As a forensic anthropologist, I am frequently called upon when skeletal remains are discovered to assist law enforcement in processing skeletal crime scenes and the medical examiner often requests my examination of decomposed, burned or skeletonized remains to establish identity or document and interpret bone trauma. One of the first undertakings that I instituted upon arrival at MTSU was a Forensic Anthropology Search and Recovery Team (FASR Team). The all-volunteer team is comprised of ten carefully selected undergraduate and graduate students who assist me in processing outdoor crime scenes and in the analysis and identification of skeletal remains. This provides a means of enriching student learning and success through experiential activities. FASR Team members' academic abilities and scholarly talents have allowed them to perform research projects and present their findings at regional and national meetings, such as the Annual Meeting of the American Academy of Forensic Sciences (AAFS). AAFS has over 8000 members from over 50 countries and is the preeminent forensic organization in the world. Over the past few years, a number of FASR Team members, both undergraduate and graduate, have presented papers at these prestigious meetings with one research project winning the Ellis R. Kerley Award—for a finding that had a potential impact on the practices of forensic anthropology. I am proud of the FASR Team!
Twice each year FIRE presents the William M. Bass Legends in Forensic Science Lectureship (I named it as a sign of my respect and appreciation to my mentor, Dr. Bill Bass), which is free to the public. Internationally recognized forensic experts from a variety of forensic areas will provide a one to two hour presentation on numerous topics. Many of the lecturers have been in national and international news and we often have book signings. This provides a means of engaging our students and members of the lay community with distinguished forensic scholars and practicing professionals. It is one thing to watch actors and actresses play the role of forensic scientists on TV series such as CSI and Bones, but it is quite another to shake hands with the real deal. The opportunity to question forensic experts that you have seen on the Discovery and History channels is something that does not frequently come along.
FIRE also offers an opportunity for middle and high school students to get involved in forensic science. Each summer we offer a four-day summer camp called CSI:MTSU where high school students have the opportunity to investigate a very realistic crime scene, collect evidence and compete in teams to solve the crime. The ONLY information I give them is a call to the dispatcher. Based upon their examination of the scene, it is then up to the students to interview suspects, obtain lab results on evidence, and critically think their way to a solution. Campus police, the Rutherford County Sheriff's Department and the Tennessee Bureau of Investigation, frequently assists us. We go for reality. In fact, during one camp the State Fire Marshall Tennessee Bomb and Arson Section blew up two cars and a tractor-trailer rig. Students have attended from throughout Tennessee, Georgia, Alabama, Indiana, and we even had one student from Los Angeles whose mother accompanied her just so she could participate in the camp.
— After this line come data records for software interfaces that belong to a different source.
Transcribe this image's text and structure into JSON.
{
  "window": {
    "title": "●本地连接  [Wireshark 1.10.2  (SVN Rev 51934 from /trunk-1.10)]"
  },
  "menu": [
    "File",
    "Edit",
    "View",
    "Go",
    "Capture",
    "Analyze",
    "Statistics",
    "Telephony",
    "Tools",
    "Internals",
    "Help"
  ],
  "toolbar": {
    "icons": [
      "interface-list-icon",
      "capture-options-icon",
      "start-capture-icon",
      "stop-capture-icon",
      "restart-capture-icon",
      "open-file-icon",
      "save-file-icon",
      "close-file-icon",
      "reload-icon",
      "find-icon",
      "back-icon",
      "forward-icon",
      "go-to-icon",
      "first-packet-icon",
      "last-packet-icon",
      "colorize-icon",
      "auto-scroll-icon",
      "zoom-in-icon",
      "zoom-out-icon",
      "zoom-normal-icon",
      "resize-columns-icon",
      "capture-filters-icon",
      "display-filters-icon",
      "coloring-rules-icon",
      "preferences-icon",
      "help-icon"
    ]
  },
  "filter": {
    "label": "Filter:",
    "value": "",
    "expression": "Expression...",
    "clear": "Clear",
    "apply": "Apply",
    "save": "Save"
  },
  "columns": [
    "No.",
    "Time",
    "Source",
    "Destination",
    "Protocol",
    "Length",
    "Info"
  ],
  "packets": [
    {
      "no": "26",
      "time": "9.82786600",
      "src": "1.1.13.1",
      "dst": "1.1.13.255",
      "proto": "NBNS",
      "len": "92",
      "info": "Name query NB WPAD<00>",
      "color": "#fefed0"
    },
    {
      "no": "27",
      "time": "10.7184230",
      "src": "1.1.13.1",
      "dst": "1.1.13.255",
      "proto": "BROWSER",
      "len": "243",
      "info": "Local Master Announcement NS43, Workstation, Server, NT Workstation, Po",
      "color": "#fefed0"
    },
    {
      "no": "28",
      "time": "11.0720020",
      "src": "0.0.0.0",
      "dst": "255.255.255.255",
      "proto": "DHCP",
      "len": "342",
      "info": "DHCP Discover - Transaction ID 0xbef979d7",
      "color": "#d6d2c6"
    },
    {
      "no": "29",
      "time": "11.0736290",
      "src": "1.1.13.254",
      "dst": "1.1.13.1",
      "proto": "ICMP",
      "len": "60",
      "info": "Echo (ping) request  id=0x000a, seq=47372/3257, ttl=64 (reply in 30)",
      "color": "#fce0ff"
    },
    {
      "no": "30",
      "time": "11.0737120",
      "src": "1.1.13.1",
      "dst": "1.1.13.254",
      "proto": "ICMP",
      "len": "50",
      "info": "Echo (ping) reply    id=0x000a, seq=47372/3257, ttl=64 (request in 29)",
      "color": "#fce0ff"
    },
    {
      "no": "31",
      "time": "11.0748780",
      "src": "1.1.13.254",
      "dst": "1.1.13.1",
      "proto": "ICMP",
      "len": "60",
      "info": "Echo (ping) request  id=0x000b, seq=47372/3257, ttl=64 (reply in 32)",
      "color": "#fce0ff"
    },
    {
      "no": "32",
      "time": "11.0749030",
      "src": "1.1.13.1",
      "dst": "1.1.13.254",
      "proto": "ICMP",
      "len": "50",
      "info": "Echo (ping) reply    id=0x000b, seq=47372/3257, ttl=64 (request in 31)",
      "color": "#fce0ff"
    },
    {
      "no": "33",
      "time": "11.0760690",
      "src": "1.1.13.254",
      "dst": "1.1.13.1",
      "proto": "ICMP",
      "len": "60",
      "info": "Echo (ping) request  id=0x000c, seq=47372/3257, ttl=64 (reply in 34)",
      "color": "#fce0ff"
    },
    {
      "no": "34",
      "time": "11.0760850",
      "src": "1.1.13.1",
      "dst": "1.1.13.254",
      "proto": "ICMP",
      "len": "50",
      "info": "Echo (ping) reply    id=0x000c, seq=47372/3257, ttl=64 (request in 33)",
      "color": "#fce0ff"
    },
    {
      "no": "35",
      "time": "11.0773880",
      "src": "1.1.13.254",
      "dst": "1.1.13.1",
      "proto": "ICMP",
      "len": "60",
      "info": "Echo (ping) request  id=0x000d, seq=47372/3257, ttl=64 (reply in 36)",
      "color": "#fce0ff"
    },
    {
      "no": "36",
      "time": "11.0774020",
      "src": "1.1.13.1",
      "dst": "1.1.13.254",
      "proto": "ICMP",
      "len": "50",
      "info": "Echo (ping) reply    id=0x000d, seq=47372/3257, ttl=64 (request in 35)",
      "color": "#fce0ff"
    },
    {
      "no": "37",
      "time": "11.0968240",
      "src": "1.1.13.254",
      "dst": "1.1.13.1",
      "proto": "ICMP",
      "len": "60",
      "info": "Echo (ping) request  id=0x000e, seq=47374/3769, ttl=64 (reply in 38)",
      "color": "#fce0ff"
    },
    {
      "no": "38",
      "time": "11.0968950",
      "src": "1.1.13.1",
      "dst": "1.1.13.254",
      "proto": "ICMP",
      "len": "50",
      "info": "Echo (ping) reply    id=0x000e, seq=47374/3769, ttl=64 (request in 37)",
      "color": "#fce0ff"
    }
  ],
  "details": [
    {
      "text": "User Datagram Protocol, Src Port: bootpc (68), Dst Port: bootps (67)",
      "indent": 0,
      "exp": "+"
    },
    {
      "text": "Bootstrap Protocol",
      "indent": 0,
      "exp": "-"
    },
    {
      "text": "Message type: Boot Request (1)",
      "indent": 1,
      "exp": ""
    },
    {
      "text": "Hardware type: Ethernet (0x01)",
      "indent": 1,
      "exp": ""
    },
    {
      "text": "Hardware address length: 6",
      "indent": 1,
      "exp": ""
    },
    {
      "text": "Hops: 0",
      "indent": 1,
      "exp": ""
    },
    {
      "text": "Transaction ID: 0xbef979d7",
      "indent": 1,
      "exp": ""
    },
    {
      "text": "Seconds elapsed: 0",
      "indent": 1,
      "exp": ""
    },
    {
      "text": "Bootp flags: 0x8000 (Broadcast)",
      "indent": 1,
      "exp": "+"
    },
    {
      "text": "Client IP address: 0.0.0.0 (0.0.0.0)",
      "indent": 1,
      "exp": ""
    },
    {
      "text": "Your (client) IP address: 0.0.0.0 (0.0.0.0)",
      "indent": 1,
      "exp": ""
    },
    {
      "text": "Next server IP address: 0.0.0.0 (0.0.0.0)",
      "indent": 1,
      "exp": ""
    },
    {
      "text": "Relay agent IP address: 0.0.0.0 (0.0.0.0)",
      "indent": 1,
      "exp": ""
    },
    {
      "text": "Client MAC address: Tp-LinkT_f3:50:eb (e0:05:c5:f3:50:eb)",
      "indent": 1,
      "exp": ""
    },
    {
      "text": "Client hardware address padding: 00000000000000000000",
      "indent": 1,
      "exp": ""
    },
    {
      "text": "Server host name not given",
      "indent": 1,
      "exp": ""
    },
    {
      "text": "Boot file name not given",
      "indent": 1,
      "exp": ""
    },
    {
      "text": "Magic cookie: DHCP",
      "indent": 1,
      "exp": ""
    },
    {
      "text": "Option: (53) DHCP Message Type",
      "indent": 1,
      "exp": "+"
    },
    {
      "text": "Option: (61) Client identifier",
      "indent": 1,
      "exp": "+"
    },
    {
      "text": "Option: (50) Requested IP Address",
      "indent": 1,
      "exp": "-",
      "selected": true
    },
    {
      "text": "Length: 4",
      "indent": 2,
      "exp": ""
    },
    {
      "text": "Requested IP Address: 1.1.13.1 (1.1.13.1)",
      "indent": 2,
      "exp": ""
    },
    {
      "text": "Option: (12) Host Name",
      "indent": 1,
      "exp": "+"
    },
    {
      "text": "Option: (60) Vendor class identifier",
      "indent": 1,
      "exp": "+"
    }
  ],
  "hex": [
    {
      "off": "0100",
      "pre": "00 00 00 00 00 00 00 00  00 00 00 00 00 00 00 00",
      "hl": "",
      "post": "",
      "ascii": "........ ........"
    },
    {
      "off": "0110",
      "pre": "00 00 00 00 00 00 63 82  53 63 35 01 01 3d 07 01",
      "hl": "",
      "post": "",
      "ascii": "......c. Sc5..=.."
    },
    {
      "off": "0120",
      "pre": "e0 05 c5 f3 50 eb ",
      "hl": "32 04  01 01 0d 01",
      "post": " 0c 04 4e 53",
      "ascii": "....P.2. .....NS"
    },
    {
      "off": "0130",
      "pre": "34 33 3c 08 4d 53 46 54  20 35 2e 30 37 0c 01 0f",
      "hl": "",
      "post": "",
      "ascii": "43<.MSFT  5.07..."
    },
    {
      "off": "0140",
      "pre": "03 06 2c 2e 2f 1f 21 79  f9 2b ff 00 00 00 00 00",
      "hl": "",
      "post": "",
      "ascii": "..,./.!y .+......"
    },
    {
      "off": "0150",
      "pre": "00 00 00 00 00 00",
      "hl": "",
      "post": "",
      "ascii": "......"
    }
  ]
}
In addition, FIRE sponsors a Forensic Science Symposium each May for eight through twelfth grade students to present their forensic science research. Poster presentations are presented in a professional setting similar to poster presentations at the AAFS annual meeting. FASR Team members serve as research mentors for these students and their teachers. Posters are judged by practicing forensic scientists and university faculty with science backgrounds. This is a tremendous for pre-college students to participate in real research projects.